• _WORK ITEM_: Collect all lines from the records below that include the word "java".

(Recorded data)
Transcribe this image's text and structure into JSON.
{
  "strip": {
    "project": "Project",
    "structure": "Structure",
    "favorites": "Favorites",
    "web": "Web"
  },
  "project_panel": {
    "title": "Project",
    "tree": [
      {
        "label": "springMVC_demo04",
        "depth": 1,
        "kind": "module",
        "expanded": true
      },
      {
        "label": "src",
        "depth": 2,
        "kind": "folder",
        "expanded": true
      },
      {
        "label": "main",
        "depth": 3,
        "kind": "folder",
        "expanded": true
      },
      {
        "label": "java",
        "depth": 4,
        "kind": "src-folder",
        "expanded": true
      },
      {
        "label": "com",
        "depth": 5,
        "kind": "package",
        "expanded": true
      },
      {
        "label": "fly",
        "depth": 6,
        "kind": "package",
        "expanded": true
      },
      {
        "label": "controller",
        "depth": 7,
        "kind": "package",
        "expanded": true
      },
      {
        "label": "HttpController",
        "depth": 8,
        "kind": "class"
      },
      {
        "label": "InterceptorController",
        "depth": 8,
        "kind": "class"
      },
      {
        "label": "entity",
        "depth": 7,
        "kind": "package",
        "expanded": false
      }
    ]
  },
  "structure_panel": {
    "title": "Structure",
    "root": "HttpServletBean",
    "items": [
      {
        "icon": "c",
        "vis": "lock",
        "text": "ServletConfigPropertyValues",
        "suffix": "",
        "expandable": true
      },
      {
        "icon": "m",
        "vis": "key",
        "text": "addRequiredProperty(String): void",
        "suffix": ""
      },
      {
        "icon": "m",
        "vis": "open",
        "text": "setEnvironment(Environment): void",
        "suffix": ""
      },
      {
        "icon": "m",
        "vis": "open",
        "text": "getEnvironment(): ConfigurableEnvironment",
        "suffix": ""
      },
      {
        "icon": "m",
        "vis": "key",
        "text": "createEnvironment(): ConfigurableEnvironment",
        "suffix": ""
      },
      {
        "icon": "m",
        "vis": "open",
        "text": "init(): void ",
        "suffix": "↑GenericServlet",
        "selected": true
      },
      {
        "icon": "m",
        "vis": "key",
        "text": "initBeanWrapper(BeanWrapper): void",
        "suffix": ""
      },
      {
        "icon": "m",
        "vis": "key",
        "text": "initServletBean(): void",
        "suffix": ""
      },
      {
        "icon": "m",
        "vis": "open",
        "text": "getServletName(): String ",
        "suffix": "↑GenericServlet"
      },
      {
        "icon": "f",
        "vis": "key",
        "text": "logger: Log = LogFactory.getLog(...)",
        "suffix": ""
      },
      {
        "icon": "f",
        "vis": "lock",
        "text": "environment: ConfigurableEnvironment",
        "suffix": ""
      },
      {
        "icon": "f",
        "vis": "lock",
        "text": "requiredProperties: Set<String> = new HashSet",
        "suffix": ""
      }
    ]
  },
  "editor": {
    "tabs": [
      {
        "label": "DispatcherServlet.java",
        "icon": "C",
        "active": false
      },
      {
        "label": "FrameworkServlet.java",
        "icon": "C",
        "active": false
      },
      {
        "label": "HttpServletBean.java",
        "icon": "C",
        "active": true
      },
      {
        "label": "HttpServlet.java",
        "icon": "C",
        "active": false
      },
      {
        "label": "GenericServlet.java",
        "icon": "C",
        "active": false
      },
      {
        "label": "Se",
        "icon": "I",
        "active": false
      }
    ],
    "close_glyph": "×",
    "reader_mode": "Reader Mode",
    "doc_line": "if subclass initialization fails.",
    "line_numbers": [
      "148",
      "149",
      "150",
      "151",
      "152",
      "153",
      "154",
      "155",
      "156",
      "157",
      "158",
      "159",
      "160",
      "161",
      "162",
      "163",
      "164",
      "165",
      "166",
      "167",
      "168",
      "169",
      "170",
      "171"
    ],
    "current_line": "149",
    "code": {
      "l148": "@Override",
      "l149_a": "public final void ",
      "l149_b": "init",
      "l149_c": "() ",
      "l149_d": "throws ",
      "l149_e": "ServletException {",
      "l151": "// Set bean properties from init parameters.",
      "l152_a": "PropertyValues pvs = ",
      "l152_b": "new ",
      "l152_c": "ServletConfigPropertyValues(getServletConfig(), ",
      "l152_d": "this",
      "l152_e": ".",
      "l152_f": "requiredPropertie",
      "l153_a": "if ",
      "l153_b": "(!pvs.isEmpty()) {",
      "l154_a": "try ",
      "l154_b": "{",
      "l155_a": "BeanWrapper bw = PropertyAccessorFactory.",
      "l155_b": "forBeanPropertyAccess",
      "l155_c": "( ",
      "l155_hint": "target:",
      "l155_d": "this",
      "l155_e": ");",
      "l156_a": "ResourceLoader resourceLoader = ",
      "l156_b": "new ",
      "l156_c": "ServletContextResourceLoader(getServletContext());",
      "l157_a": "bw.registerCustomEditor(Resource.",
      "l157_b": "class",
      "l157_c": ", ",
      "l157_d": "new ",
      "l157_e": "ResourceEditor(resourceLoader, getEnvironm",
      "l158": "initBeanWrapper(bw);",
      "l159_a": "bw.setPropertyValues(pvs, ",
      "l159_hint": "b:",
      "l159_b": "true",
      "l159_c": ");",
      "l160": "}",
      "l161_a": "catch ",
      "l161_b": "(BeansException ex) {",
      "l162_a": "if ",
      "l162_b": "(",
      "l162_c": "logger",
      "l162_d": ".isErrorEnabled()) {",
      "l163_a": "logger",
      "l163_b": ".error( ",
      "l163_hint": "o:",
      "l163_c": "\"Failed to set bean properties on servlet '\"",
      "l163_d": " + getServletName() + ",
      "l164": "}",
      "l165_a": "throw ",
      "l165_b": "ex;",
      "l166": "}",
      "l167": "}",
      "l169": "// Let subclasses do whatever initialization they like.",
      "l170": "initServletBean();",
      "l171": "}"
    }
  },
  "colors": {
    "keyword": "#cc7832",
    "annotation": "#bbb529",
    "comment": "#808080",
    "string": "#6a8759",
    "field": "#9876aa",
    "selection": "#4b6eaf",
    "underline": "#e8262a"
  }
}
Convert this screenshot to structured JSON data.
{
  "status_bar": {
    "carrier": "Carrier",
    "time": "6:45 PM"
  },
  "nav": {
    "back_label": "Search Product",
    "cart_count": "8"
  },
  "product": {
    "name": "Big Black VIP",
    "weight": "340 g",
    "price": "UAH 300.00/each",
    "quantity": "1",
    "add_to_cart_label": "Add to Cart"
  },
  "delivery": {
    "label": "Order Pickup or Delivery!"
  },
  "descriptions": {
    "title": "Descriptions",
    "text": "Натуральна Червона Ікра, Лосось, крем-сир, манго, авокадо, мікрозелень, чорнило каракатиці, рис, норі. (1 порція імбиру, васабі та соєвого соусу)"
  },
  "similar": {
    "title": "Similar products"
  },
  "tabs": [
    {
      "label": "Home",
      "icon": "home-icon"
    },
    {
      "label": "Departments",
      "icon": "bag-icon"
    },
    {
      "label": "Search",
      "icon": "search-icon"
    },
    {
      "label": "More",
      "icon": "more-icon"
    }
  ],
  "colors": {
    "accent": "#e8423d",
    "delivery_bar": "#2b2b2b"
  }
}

• _SOLUTION FOR THIS TASK_:
        "label": "java",
        "label": "DispatcherServlet.java",
        "label": "FrameworkServlet.java",
        "label": "HttpServletBean.java",
        "label": "HttpServlet.java",
        "label": "GenericServlet.java",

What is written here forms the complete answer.